Records for the exercise Start Marker
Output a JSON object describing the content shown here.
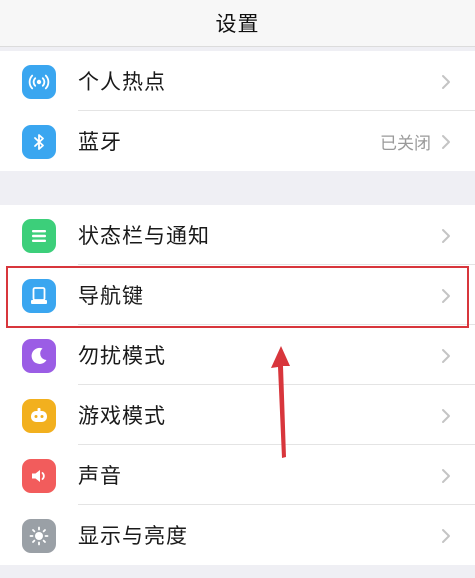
{
  "header": {
    "title": "设置"
  },
  "group1": {
    "items": [
      {
        "label": "个人热点",
        "value": "",
        "icon": "hotspot-icon",
        "color": "#3aa6f0"
      },
      {
        "label": "蓝牙",
        "value": "已关闭",
        "icon": "bluetooth-icon",
        "color": "#3aa6f0"
      }
    ]
  },
  "group2": {
    "items": [
      {
        "label": "状态栏与通知",
        "value": "",
        "icon": "notification-icon",
        "color": "#3ccf7a"
      },
      {
        "label": "导航键",
        "value": "",
        "icon": "navigation-key-icon",
        "color": "#3aa6f0"
      },
      {
        "label": "勿扰模式",
        "value": "",
        "icon": "moon-icon",
        "color": "#9b5de5"
      },
      {
        "label": "游戏模式",
        "value": "",
        "icon": "game-icon",
        "color": "#f2b01e"
      },
      {
        "label": "声音",
        "value": "",
        "icon": "speaker-icon",
        "color": "#f25c5c"
      },
      {
        "label": "显示与亮度",
        "value": "",
        "icon": "brightness-icon",
        "color": "#9aa0a6"
      }
    ]
  },
  "annotation": {
    "highlight_color": "#d8363c"
  }
}
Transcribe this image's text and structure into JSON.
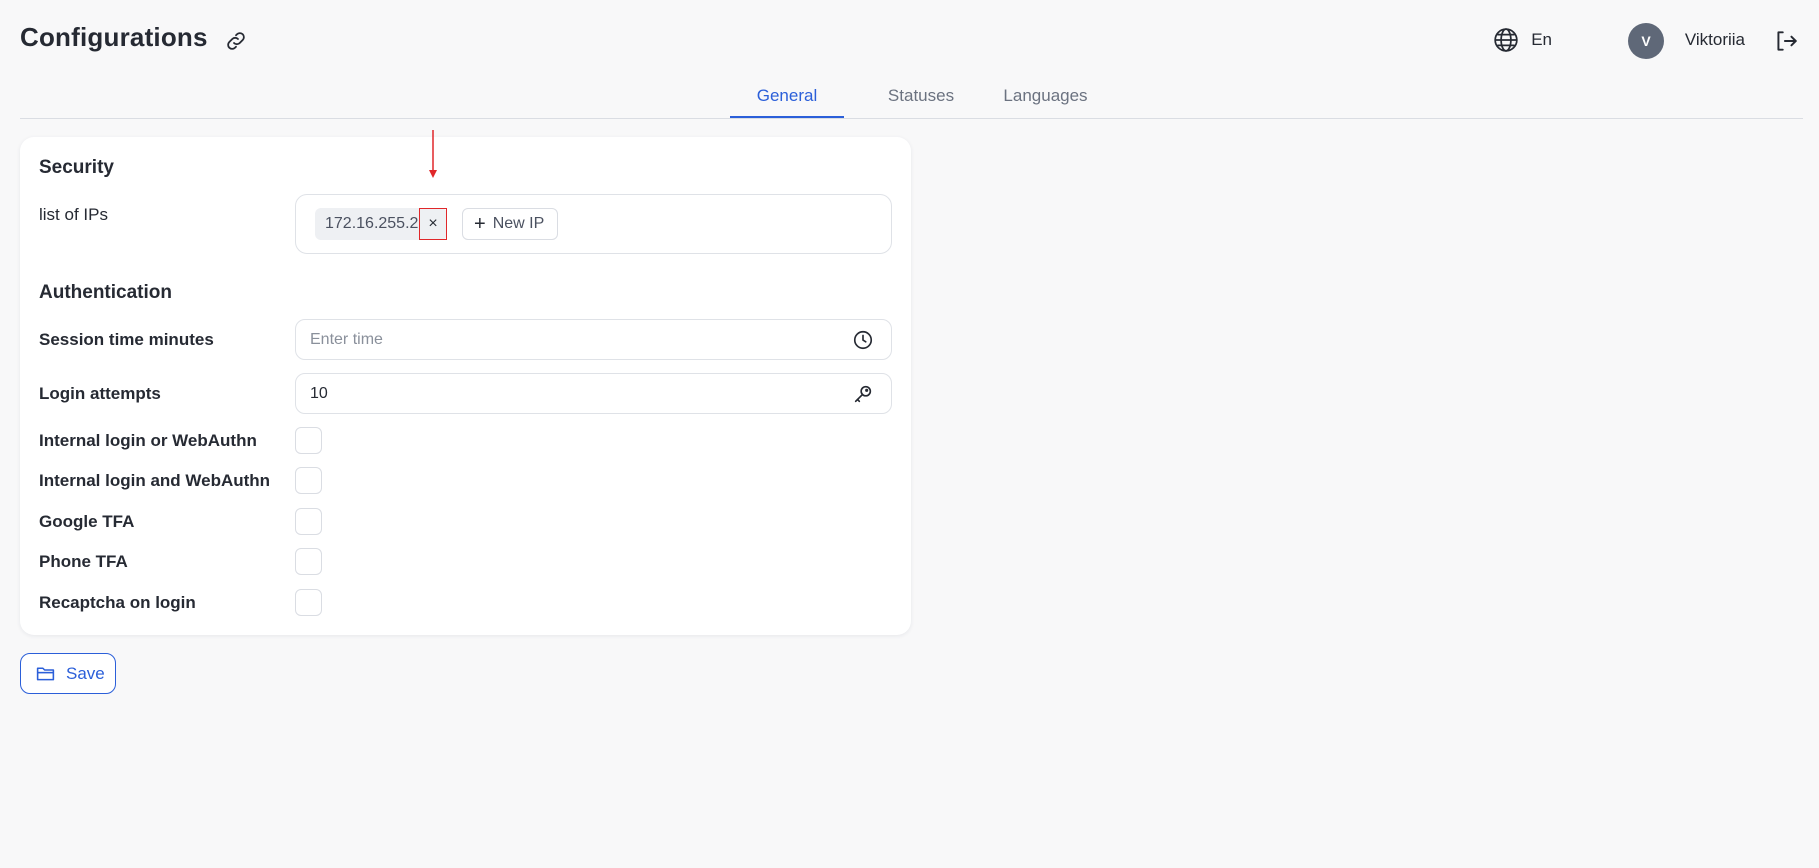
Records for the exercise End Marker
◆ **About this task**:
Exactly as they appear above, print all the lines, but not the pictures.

◆ **Solution for this exercise**:
Output a JSON object describing the content shown here.
{
  "header": {
    "title": "设置"
  },
  "group1": {
    "items": [
      {
        "label": "个人热点",
        "value": "",
        "icon": "hotspot-icon",
        "color": "#3aa6f0"
      },
      {
        "label": "蓝牙",
        "value": "已关闭",
        "icon": "bluetooth-icon",
        "color": "#3aa6f0"
      }
    ]
  },
  "group2": {
    "items": [
      {
        "label": "状态栏与通知",
        "value": "",
        "icon": "notification-icon",
        "color": "#3ccf7a"
      },
      {
        "label": "导航键",
        "value": "",
        "icon": "navigation-key-icon",
        "color": "#3aa6f0"
      },
      {
        "label": "勿扰模式",
        "value": "",
        "icon": "moon-icon",
        "color": "#9b5de5"
      },
      {
        "label": "游戏模式",
        "value": "",
        "icon": "game-icon",
        "color": "#f2b01e"
      },
      {
        "label": "声音",
        "value": "",
        "icon": "speaker-icon",
        "color": "#f25c5c"
      },
      {
        "label": "显示与亮度",
        "value": "",
        "icon": "brightness-icon",
        "color": "#9aa0a6"
      }
    ]
  },
  "annotation": {
    "highlight_color": "#d8363c"
  }
}
Transcribe this image's text and structure into JSON.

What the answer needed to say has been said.